He did marvelous work of condensing big things into (relatively) small pages. I was disappointed only by the amount of space they gave up to show pictures that came out as big blurs. The small, blown-up pictures of areas of the maps--those were great. But a few of the "bigger picture" items were just wasted space.
Like many books of illustration, someday this book should be remade as an online resource. Then the viewer could expand and contract to the limits of his thumb and forefinger.
I couldn’t tell you why, but I love old maps. I think it has to be something about the art of them, and how something with such political meaning and intention at the time they were created has bow become artistic and historical curiosity.
I’ll always be drawn to collections like this. Seeing the ways cartographers tried to shape the world around them, whether it was claiming what they already knew or that which was being discovered and defined.
This is a pretty good collection, as they go. Most of the maps included reflect some aspect of cartography through the centuries, and the author makes sure to use examples outside of the western traditions, showing maps from other cultures and styles, some of which most people in western culture wouldn’t recognise as a map at all.

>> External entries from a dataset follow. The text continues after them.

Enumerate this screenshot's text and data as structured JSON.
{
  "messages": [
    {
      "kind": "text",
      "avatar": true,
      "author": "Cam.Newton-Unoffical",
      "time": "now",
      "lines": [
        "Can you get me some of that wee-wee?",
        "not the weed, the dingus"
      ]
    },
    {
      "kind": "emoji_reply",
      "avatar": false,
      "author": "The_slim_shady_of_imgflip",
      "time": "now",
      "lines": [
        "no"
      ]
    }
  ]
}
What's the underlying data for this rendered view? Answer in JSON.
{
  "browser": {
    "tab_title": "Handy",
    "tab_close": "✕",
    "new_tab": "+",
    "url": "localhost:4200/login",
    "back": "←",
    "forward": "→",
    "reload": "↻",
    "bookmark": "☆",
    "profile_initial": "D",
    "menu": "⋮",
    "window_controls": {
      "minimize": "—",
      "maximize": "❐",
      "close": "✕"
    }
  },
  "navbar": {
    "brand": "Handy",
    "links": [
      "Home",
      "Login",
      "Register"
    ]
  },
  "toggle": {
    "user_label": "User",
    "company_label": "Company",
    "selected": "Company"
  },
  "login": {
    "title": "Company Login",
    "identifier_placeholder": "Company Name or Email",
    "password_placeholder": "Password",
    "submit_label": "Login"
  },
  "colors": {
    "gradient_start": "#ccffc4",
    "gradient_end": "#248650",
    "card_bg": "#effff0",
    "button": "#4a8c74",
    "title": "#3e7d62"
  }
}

So many great maps in this book! Most of them are "proper" representations of the world as we know it today, but there are a few, more esoteric maps, like a Jain cosmological map, an Aztec map of Tenochtitlan, a Korean Cho'onhado (or Map of All Under Heaven as detailed in the Chinese text Classic of Mountains and Seas), a missionary map detailing the end times (complete with Horsemen of the Apocalypse and the Whore of Babylon), and a cartogram showing population sizes mapped onto a traditional political map (thereby distorting what we expect to see). It's truly an amazing book showing some awesome maps.

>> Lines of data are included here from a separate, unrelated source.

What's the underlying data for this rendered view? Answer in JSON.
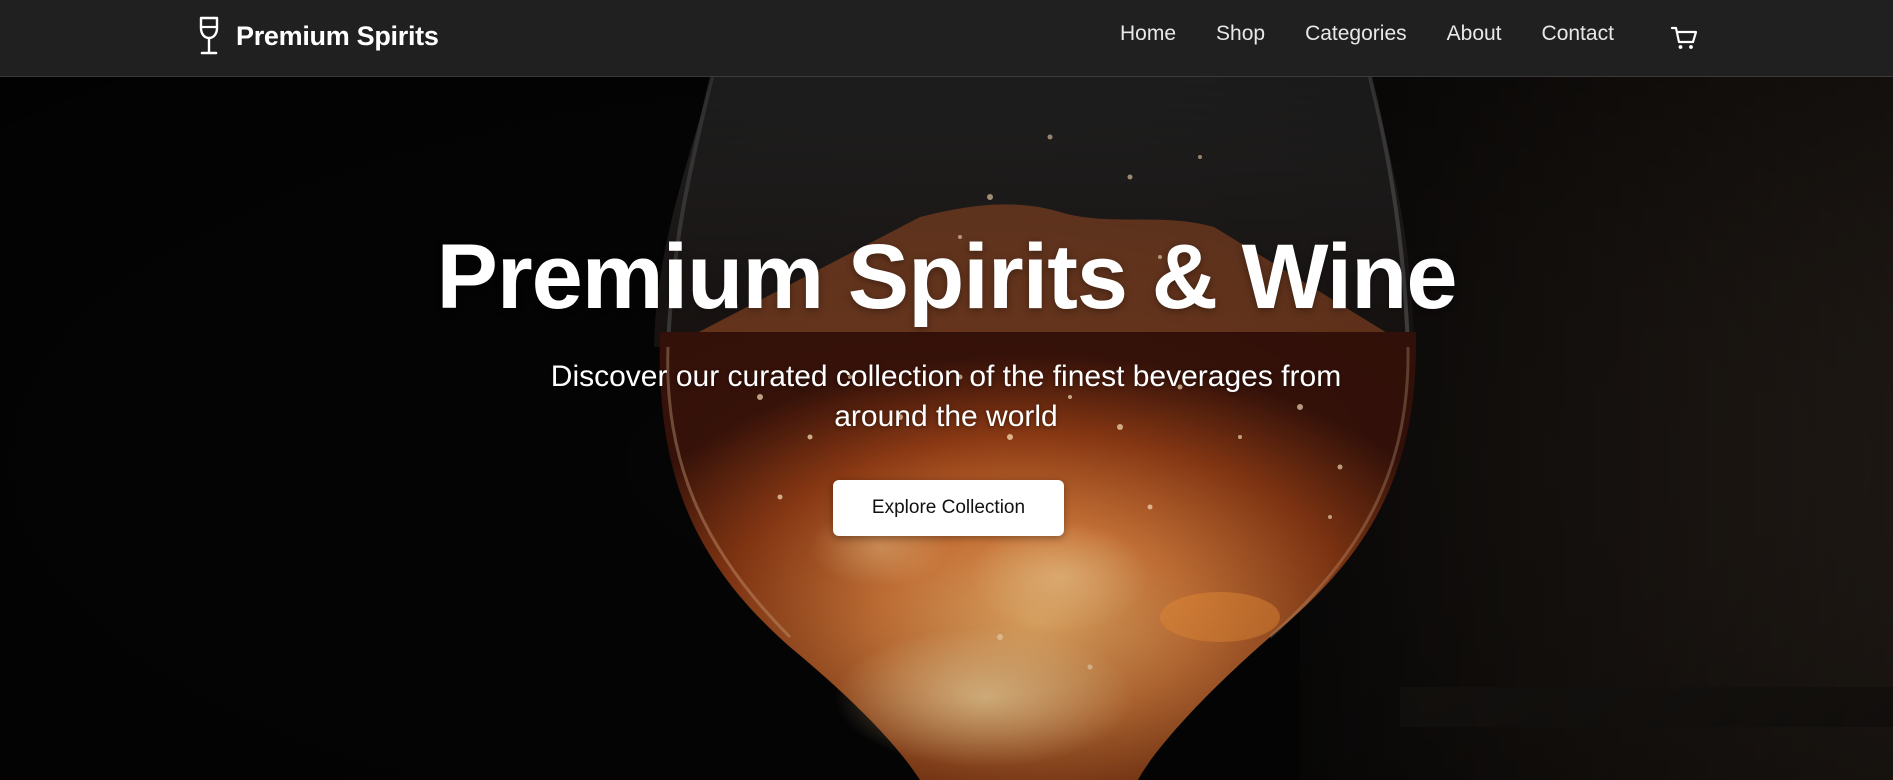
{
  "header": {
    "brand_name": "Premium Spirits",
    "brand_icon": "wine-glass-icon",
    "nav": [
      {
        "label": "Home"
      },
      {
        "label": "Shop"
      },
      {
        "label": "Categories"
      },
      {
        "label": "About"
      },
      {
        "label": "Contact"
      }
    ],
    "cart_icon": "shopping-cart-icon"
  },
  "hero": {
    "title": "Premium Spirits & Wine",
    "subtitle": "Discover our curated collection of the finest beverages from around the world",
    "cta_label": "Explore Collection",
    "background": "wine glass photo"
  },
  "colors": {
    "header_bg": "#121212",
    "text": "#ffffff",
    "cta_bg": "#ffffff",
    "cta_text": "#111111",
    "liquid": "#c0622a"
  }
}
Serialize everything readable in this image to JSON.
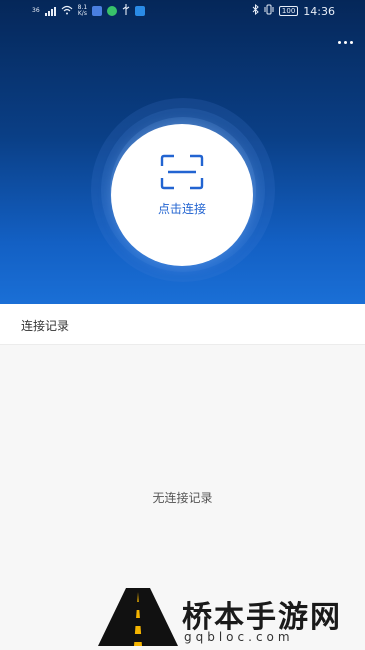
{
  "status_bar": {
    "signal_label": "36",
    "net_speed_top": "8.1",
    "net_speed_unit": "K/s",
    "battery": "100",
    "time": "14:36"
  },
  "colors": {
    "hero_top": "#052759",
    "hero_bottom": "#1a6fd6",
    "accent": "#2264d1"
  },
  "icons": {
    "menu": "more-vertical-dots",
    "scan": "scan-frame-icon"
  },
  "main": {
    "connect_label": "点击连接"
  },
  "records": {
    "title": "连接记录",
    "empty_text": "无连接记录"
  },
  "watermark": {
    "title": "桥本手游网",
    "url": "gqbloc.com"
  }
}
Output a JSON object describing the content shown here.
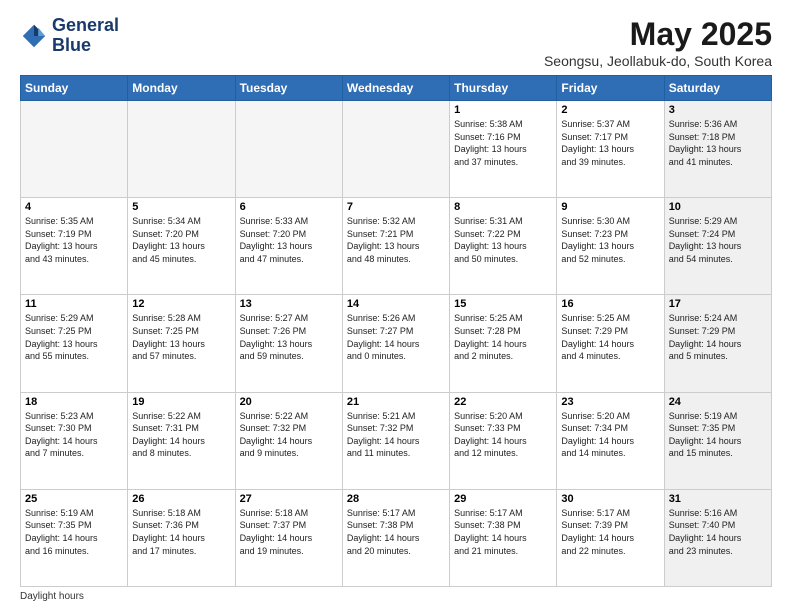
{
  "logo": {
    "line1": "General",
    "line2": "Blue"
  },
  "title": "May 2025",
  "location": "Seongsu, Jeollabuk-do, South Korea",
  "days_of_week": [
    "Sunday",
    "Monday",
    "Tuesday",
    "Wednesday",
    "Thursday",
    "Friday",
    "Saturday"
  ],
  "footer_text": "Daylight hours",
  "weeks": [
    [
      {
        "day": "",
        "info": "",
        "empty": true
      },
      {
        "day": "",
        "info": "",
        "empty": true
      },
      {
        "day": "",
        "info": "",
        "empty": true
      },
      {
        "day": "",
        "info": "",
        "empty": true
      },
      {
        "day": "1",
        "info": "Sunrise: 5:38 AM\nSunset: 7:16 PM\nDaylight: 13 hours\nand 37 minutes.",
        "empty": false
      },
      {
        "day": "2",
        "info": "Sunrise: 5:37 AM\nSunset: 7:17 PM\nDaylight: 13 hours\nand 39 minutes.",
        "empty": false
      },
      {
        "day": "3",
        "info": "Sunrise: 5:36 AM\nSunset: 7:18 PM\nDaylight: 13 hours\nand 41 minutes.",
        "empty": false,
        "shaded": true
      }
    ],
    [
      {
        "day": "4",
        "info": "Sunrise: 5:35 AM\nSunset: 7:19 PM\nDaylight: 13 hours\nand 43 minutes.",
        "empty": false
      },
      {
        "day": "5",
        "info": "Sunrise: 5:34 AM\nSunset: 7:20 PM\nDaylight: 13 hours\nand 45 minutes.",
        "empty": false
      },
      {
        "day": "6",
        "info": "Sunrise: 5:33 AM\nSunset: 7:20 PM\nDaylight: 13 hours\nand 47 minutes.",
        "empty": false
      },
      {
        "day": "7",
        "info": "Sunrise: 5:32 AM\nSunset: 7:21 PM\nDaylight: 13 hours\nand 48 minutes.",
        "empty": false
      },
      {
        "day": "8",
        "info": "Sunrise: 5:31 AM\nSunset: 7:22 PM\nDaylight: 13 hours\nand 50 minutes.",
        "empty": false
      },
      {
        "day": "9",
        "info": "Sunrise: 5:30 AM\nSunset: 7:23 PM\nDaylight: 13 hours\nand 52 minutes.",
        "empty": false
      },
      {
        "day": "10",
        "info": "Sunrise: 5:29 AM\nSunset: 7:24 PM\nDaylight: 13 hours\nand 54 minutes.",
        "empty": false,
        "shaded": true
      }
    ],
    [
      {
        "day": "11",
        "info": "Sunrise: 5:29 AM\nSunset: 7:25 PM\nDaylight: 13 hours\nand 55 minutes.",
        "empty": false
      },
      {
        "day": "12",
        "info": "Sunrise: 5:28 AM\nSunset: 7:25 PM\nDaylight: 13 hours\nand 57 minutes.",
        "empty": false
      },
      {
        "day": "13",
        "info": "Sunrise: 5:27 AM\nSunset: 7:26 PM\nDaylight: 13 hours\nand 59 minutes.",
        "empty": false
      },
      {
        "day": "14",
        "info": "Sunrise: 5:26 AM\nSunset: 7:27 PM\nDaylight: 14 hours\nand 0 minutes.",
        "empty": false
      },
      {
        "day": "15",
        "info": "Sunrise: 5:25 AM\nSunset: 7:28 PM\nDaylight: 14 hours\nand 2 minutes.",
        "empty": false
      },
      {
        "day": "16",
        "info": "Sunrise: 5:25 AM\nSunset: 7:29 PM\nDaylight: 14 hours\nand 4 minutes.",
        "empty": false
      },
      {
        "day": "17",
        "info": "Sunrise: 5:24 AM\nSunset: 7:29 PM\nDaylight: 14 hours\nand 5 minutes.",
        "empty": false,
        "shaded": true
      }
    ],
    [
      {
        "day": "18",
        "info": "Sunrise: 5:23 AM\nSunset: 7:30 PM\nDaylight: 14 hours\nand 7 minutes.",
        "empty": false
      },
      {
        "day": "19",
        "info": "Sunrise: 5:22 AM\nSunset: 7:31 PM\nDaylight: 14 hours\nand 8 minutes.",
        "empty": false
      },
      {
        "day": "20",
        "info": "Sunrise: 5:22 AM\nSunset: 7:32 PM\nDaylight: 14 hours\nand 9 minutes.",
        "empty": false
      },
      {
        "day": "21",
        "info": "Sunrise: 5:21 AM\nSunset: 7:32 PM\nDaylight: 14 hours\nand 11 minutes.",
        "empty": false
      },
      {
        "day": "22",
        "info": "Sunrise: 5:20 AM\nSunset: 7:33 PM\nDaylight: 14 hours\nand 12 minutes.",
        "empty": false
      },
      {
        "day": "23",
        "info": "Sunrise: 5:20 AM\nSunset: 7:34 PM\nDaylight: 14 hours\nand 14 minutes.",
        "empty": false
      },
      {
        "day": "24",
        "info": "Sunrise: 5:19 AM\nSunset: 7:35 PM\nDaylight: 14 hours\nand 15 minutes.",
        "empty": false,
        "shaded": true
      }
    ],
    [
      {
        "day": "25",
        "info": "Sunrise: 5:19 AM\nSunset: 7:35 PM\nDaylight: 14 hours\nand 16 minutes.",
        "empty": false
      },
      {
        "day": "26",
        "info": "Sunrise: 5:18 AM\nSunset: 7:36 PM\nDaylight: 14 hours\nand 17 minutes.",
        "empty": false
      },
      {
        "day": "27",
        "info": "Sunrise: 5:18 AM\nSunset: 7:37 PM\nDaylight: 14 hours\nand 19 minutes.",
        "empty": false
      },
      {
        "day": "28",
        "info": "Sunrise: 5:17 AM\nSunset: 7:38 PM\nDaylight: 14 hours\nand 20 minutes.",
        "empty": false
      },
      {
        "day": "29",
        "info": "Sunrise: 5:17 AM\nSunset: 7:38 PM\nDaylight: 14 hours\nand 21 minutes.",
        "empty": false
      },
      {
        "day": "30",
        "info": "Sunrise: 5:17 AM\nSunset: 7:39 PM\nDaylight: 14 hours\nand 22 minutes.",
        "empty": false
      },
      {
        "day": "31",
        "info": "Sunrise: 5:16 AM\nSunset: 7:40 PM\nDaylight: 14 hours\nand 23 minutes.",
        "empty": false,
        "shaded": true
      }
    ]
  ]
}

This is a collection of important and elegant maps all throughout history. Although the pages are quite large, it was the first time I have ever gotten a magnifying glass out to study the details of a book more closely. The most interesting parts, of course, are the things the mapmakers got wrong. The book is mostly a presentation of the maps themselves. There are just a few paragraphs putting each map into context, and then a second two-page spread that pulls out a few details from the map to highlight and explain. There are a couple of invented maps of Utopias, but the rest are all legitimate maps, with an emphasis on maps of the whole world.

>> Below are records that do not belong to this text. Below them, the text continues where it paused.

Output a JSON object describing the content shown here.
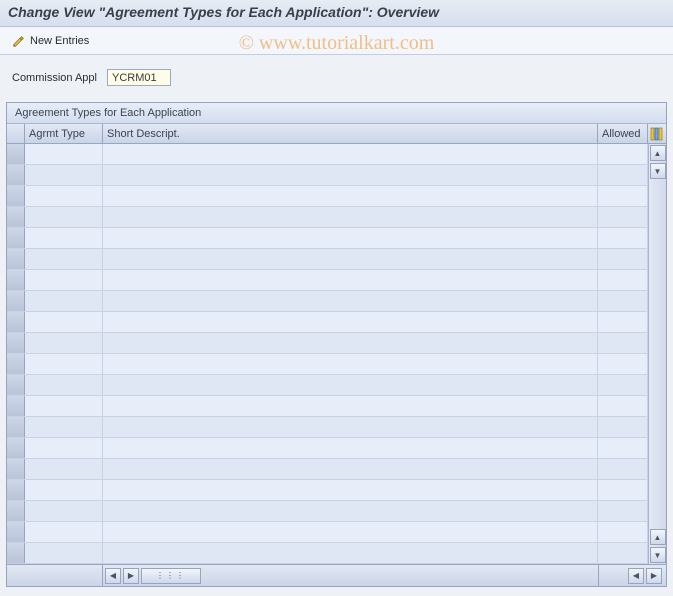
{
  "header": {
    "title": "Change View \"Agreement Types for Each Application\": Overview"
  },
  "toolbar": {
    "new_entries_label": "New Entries"
  },
  "form": {
    "commission_appl_label": "Commission Appl",
    "commission_appl_value": "YCRM01"
  },
  "grid": {
    "title": "Agreement Types for Each Application",
    "columns": {
      "agrmt_type": "Agrmt Type",
      "short_descript": "Short Descript.",
      "allowed": "Allowed"
    },
    "rows": [
      {
        "agrmt_type": "",
        "short_descript": "",
        "allowed": ""
      },
      {
        "agrmt_type": "",
        "short_descript": "",
        "allowed": ""
      },
      {
        "agrmt_type": "",
        "short_descript": "",
        "allowed": ""
      },
      {
        "agrmt_type": "",
        "short_descript": "",
        "allowed": ""
      },
      {
        "agrmt_type": "",
        "short_descript": "",
        "allowed": ""
      },
      {
        "agrmt_type": "",
        "short_descript": "",
        "allowed": ""
      },
      {
        "agrmt_type": "",
        "short_descript": "",
        "allowed": ""
      },
      {
        "agrmt_type": "",
        "short_descript": "",
        "allowed": ""
      },
      {
        "agrmt_type": "",
        "short_descript": "",
        "allowed": ""
      },
      {
        "agrmt_type": "",
        "short_descript": "",
        "allowed": ""
      },
      {
        "agrmt_type": "",
        "short_descript": "",
        "allowed": ""
      },
      {
        "agrmt_type": "",
        "short_descript": "",
        "allowed": ""
      },
      {
        "agrmt_type": "",
        "short_descript": "",
        "allowed": ""
      },
      {
        "agrmt_type": "",
        "short_descript": "",
        "allowed": ""
      },
      {
        "agrmt_type": "",
        "short_descript": "",
        "allowed": ""
      },
      {
        "agrmt_type": "",
        "short_descript": "",
        "allowed": ""
      },
      {
        "agrmt_type": "",
        "short_descript": "",
        "allowed": ""
      },
      {
        "agrmt_type": "",
        "short_descript": "",
        "allowed": ""
      },
      {
        "agrmt_type": "",
        "short_descript": "",
        "allowed": ""
      },
      {
        "agrmt_type": "",
        "short_descript": "",
        "allowed": ""
      }
    ]
  },
  "watermark": "© www.tutorialkart.com"
}
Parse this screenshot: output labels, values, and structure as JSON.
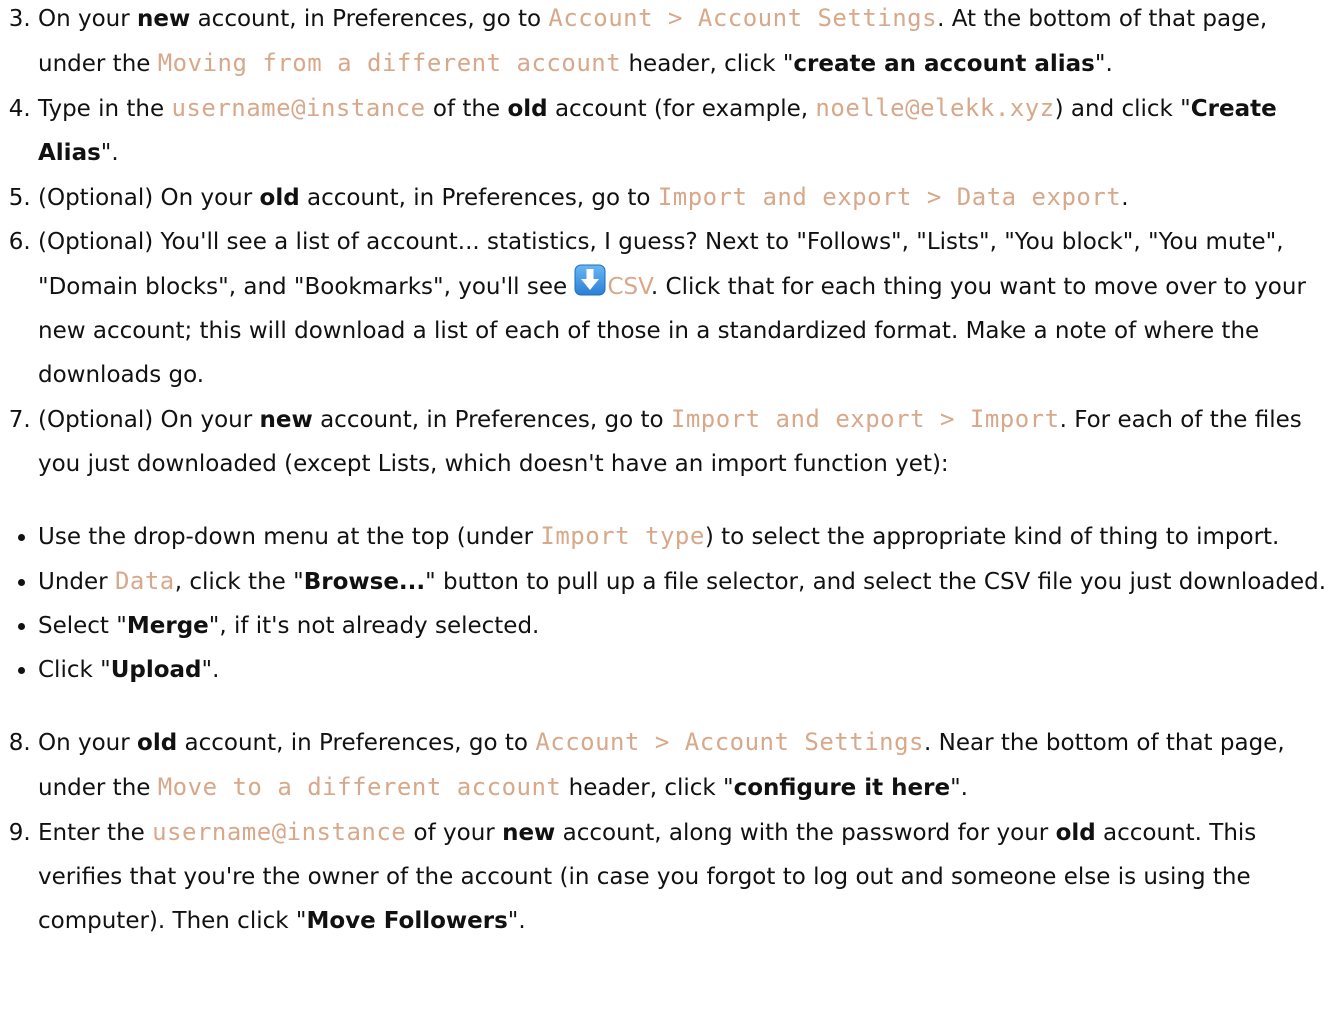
{
  "steps_a": {
    "s3": {
      "t1": "On your ",
      "b1": "new",
      "t2": " account, in Preferences, go to ",
      "c1": "Account > Account Settings",
      "t3": ". At the bottom of that page, under the ",
      "c2": "Moving from a different account",
      "t4": " header, click \"",
      "b2": "create an account alias",
      "t5": "\"."
    },
    "s4": {
      "t1": "Type in the ",
      "c1": "username@instance",
      "t2": " of the ",
      "b1": "old",
      "t3": " account (for example, ",
      "c2": "noelle@elekk.xyz",
      "t4": ") and click \"",
      "b2": "Create Alias",
      "t5": "\"."
    },
    "s5": {
      "t1": "(Optional) On your ",
      "b1": "old",
      "t2": " account, in Preferences, go to ",
      "c1": "Import and export > Data export",
      "t3": "."
    },
    "s6": {
      "t1": "(Optional) You'll see a list of account... statistics, I guess? Next to \"Follows\", \"Lists\", \"You block\", \"You mute\", \"Domain blocks\", and \"Bookmarks\", you'll see ",
      "icon": "download-arrow-icon",
      "link": "CSV",
      "t2": ". Click that for each thing you want to move over to your new account; this will download a list of each of those in a standardized format. Make a note of where the downloads go."
    },
    "s7": {
      "t1": "(Optional) On your ",
      "b1": "new",
      "t2": " account, in Preferences, go to ",
      "c1": "Import and export > Import",
      "t3": ". For each of the files you just downloaded (except Lists, which doesn't have an import function yet):"
    }
  },
  "bullets": {
    "b1": {
      "t1": "Use the drop-down menu at the top (under ",
      "c1": "Import type",
      "t2": ") to select the appropriate kind of thing to import."
    },
    "b2": {
      "t1": "Under ",
      "c1": "Data",
      "t2": ", click the \"",
      "b1": "Browse...",
      "t3": "\" button to pull up a file selector, and select the CSV file you just downloaded."
    },
    "b3": {
      "t1": "Select \"",
      "b1": "Merge",
      "t2": "\", if it's not already selected."
    },
    "b4": {
      "t1": "Click \"",
      "b1": "Upload",
      "t2": "\"."
    }
  },
  "steps_b": {
    "s8": {
      "t1": "On your ",
      "b1": "old",
      "t2": " account, in Preferences, go to ",
      "c1": "Account > Account Settings",
      "t3": ". Near the bottom of that page, under the ",
      "c2": "Move to a different account",
      "t4": " header, click \"",
      "b2": "configure it here",
      "t5": "\"."
    },
    "s9": {
      "t1": "Enter the ",
      "c1": "username@instance",
      "t2": " of your ",
      "b1": "new",
      "t3": " account, along with the password for your ",
      "b2": "old",
      "t4": " account. This verifies that you're the owner of the account (in case you forgot to log out and someone else is using the computer). Then click \"",
      "b3": "Move Followers",
      "t5": "\"."
    }
  },
  "colors": {
    "code": "#d7a88a",
    "text": "#111111",
    "icon": "#3a8fe0"
  }
}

Gorgeously illustrated, informative and insightful, Brotton uses a selection of maps through most of the known world and history, although African maps are conspicuously unrepresented. I was surprisingly engaged, considering it's a topic I've never really considered, and will now look into more map-oriented books, like Winchester's The Map that Changed the World.
Very informative. Good layout. Beautiful maps through the ages. I particularly enjoyed the map of Nova Utopia.
When I was travelling, I always wondered what ancient artifacts or maps meant. While reading this book, it brought me back to my memories from Jordan (Madaba map), Vatican City (the Gallery of Maps), and Mexico City (National Museum of Anthropology).